Collection entries

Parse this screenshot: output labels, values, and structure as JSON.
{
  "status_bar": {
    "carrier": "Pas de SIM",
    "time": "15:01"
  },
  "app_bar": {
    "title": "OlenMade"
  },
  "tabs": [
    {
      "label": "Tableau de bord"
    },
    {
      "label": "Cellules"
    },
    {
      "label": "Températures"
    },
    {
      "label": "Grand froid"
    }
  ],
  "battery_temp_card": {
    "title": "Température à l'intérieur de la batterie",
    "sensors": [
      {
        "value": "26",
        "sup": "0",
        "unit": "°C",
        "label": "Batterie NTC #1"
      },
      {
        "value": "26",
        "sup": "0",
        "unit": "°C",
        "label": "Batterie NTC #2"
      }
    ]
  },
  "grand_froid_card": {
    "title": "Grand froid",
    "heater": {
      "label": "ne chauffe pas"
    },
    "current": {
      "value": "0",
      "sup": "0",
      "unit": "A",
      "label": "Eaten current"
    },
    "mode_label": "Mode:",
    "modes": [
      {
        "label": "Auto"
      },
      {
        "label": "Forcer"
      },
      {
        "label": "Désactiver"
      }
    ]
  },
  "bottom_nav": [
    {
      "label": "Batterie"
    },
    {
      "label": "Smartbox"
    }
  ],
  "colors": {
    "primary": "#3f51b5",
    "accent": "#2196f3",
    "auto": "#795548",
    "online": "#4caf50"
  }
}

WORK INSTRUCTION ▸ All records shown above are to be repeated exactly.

RESULT OF THIS TASK ▸
Parse this screenshot: output labels, values, and structure as JSON.
{
  "status_bar": {
    "carrier": "Pas de SIM",
    "time": "15:01"
  },
  "app_bar": {
    "title": "OlenMade"
  },
  "tabs": [
    {
      "label": "Tableau de bord"
    },
    {
      "label": "Cellules"
    },
    {
      "label": "Températures"
    },
    {
      "label": "Grand froid"
    }
  ],
  "battery_temp_card": {
    "title": "Température à l'intérieur de la batterie",
    "sensors": [
      {
        "value": "26",
        "sup": "0",
        "unit": "°C",
        "label": "Batterie NTC #1"
      },
      {
        "value": "26",
        "sup": "0",
        "unit": "°C",
        "label": "Batterie NTC #2"
      }
    ]
  },
  "grand_froid_card": {
    "title": "Grand froid",
    "heater": {
      "label": "ne chauffe pas"
    },
    "current": {
      "value": "0",
      "sup": "0",
      "unit": "A",
      "label": "Eaten current"
    },
    "mode_label": "Mode:",
    "modes": [
      {
        "label": "Auto"
      },
      {
        "label": "Forcer"
      },
      {
        "label": "Désactiver"
      }
    ]
  },
  "bottom_nav": [
    {
      "label": "Batterie"
    },
    {
      "label": "Smartbox"
    }
  ],
  "colors": {
    "primary": "#3f51b5",
    "accent": "#2196f3",
    "auto": "#795548",
    "online": "#4caf50"
  }
}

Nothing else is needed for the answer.